**TASK INSTRUCTIONS:** For the entries that follow, give the number of lines holding the string "工艺备注" and nothing more.

-------- DATASET ENTRIES

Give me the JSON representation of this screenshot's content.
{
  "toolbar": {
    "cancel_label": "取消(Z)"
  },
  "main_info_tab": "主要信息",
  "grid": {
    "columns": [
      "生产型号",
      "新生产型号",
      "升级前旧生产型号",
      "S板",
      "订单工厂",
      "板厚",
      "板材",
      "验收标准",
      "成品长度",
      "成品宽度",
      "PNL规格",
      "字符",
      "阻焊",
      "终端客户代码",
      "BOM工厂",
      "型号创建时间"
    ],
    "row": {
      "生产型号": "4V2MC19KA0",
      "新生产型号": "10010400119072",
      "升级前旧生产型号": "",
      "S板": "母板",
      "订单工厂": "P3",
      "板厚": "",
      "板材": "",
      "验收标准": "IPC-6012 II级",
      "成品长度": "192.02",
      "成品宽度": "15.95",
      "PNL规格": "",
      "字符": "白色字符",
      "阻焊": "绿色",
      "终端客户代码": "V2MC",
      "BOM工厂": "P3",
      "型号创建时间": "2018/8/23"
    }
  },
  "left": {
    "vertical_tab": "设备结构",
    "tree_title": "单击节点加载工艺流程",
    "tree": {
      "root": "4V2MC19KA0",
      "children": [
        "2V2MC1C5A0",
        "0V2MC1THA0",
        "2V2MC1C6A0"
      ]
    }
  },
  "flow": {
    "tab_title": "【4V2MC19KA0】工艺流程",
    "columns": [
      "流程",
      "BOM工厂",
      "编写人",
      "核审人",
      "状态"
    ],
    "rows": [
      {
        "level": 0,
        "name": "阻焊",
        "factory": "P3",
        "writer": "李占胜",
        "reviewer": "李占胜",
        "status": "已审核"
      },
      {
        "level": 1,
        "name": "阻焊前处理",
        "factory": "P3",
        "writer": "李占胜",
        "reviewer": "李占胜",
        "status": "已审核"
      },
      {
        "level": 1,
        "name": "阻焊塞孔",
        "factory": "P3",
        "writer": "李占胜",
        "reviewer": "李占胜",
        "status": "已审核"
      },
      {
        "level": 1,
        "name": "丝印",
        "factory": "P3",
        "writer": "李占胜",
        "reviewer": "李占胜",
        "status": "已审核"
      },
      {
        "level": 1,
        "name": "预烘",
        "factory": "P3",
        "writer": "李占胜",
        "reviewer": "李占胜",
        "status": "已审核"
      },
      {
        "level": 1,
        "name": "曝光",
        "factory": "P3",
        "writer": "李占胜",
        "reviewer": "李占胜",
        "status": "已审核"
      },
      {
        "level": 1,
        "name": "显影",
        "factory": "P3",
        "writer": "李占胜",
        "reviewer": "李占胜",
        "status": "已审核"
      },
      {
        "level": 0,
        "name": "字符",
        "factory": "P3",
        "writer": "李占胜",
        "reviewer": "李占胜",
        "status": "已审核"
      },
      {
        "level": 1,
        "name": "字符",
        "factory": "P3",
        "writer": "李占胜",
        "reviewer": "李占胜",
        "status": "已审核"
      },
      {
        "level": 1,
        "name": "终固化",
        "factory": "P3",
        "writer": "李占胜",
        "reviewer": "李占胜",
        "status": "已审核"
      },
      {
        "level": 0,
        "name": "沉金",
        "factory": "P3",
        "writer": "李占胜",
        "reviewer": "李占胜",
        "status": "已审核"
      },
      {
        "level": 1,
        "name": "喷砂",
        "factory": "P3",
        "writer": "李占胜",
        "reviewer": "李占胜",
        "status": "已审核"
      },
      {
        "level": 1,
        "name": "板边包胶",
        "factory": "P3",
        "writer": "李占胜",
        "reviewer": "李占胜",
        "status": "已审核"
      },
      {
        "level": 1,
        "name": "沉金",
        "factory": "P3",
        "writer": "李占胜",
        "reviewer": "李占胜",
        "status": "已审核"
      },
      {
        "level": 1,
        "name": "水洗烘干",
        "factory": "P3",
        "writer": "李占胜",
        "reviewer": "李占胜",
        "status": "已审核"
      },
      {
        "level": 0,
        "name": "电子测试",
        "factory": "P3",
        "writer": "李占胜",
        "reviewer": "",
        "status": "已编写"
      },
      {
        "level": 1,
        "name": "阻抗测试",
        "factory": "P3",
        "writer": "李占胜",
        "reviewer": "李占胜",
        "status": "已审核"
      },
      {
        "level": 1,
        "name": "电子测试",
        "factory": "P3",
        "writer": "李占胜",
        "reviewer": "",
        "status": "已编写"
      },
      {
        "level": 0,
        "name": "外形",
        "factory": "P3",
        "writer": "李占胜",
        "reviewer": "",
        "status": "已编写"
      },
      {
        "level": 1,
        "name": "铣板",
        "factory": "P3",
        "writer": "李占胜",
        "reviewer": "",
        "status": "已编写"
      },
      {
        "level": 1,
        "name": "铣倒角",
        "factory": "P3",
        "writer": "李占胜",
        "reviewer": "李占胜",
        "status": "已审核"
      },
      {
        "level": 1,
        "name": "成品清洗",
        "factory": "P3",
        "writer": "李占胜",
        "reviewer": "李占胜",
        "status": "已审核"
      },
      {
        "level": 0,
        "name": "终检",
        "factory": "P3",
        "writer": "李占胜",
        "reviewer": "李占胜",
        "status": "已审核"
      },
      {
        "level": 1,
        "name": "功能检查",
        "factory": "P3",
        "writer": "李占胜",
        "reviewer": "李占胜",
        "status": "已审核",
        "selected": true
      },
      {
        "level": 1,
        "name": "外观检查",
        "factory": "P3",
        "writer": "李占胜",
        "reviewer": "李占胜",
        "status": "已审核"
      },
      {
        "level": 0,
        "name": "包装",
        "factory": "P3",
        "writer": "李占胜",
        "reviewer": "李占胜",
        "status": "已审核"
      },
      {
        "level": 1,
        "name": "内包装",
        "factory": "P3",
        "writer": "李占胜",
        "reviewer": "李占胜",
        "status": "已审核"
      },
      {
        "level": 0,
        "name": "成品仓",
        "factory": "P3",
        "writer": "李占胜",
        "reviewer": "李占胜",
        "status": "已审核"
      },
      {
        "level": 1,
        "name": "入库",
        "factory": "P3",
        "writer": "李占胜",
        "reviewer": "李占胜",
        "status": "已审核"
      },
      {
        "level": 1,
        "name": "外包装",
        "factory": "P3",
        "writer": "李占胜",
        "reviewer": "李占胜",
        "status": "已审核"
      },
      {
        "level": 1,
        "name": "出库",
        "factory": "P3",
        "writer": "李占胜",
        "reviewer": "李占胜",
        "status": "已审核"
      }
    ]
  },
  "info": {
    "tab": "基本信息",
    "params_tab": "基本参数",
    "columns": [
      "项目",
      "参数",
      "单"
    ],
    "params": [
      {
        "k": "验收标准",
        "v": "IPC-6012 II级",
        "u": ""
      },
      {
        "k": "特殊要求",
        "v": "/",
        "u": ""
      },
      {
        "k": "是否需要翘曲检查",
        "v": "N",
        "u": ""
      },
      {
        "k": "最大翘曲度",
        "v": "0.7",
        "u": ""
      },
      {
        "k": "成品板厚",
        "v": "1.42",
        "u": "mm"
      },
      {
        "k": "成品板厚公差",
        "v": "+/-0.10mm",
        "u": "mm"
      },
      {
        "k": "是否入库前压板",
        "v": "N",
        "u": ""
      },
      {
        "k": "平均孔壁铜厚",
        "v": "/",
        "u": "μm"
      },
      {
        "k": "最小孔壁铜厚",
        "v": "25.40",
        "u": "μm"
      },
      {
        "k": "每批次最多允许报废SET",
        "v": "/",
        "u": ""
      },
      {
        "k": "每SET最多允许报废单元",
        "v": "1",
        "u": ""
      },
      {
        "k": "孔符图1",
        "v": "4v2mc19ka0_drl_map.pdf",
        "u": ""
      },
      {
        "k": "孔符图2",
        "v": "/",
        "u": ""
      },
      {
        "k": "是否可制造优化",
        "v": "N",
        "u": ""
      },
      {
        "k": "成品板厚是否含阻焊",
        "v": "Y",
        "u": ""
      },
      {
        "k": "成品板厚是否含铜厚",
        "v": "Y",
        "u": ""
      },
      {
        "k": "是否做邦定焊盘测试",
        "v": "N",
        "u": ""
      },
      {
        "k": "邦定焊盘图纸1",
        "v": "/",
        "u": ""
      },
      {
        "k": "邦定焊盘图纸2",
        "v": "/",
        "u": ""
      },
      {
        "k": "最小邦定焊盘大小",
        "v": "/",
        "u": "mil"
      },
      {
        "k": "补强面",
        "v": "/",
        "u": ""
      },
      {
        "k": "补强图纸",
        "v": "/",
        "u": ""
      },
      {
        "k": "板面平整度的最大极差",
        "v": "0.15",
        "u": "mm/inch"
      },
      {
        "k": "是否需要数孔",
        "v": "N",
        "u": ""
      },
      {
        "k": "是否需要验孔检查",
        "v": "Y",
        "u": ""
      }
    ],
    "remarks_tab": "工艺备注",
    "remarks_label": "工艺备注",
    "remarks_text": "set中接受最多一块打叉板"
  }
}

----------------

**COMPLETED TASK:** 2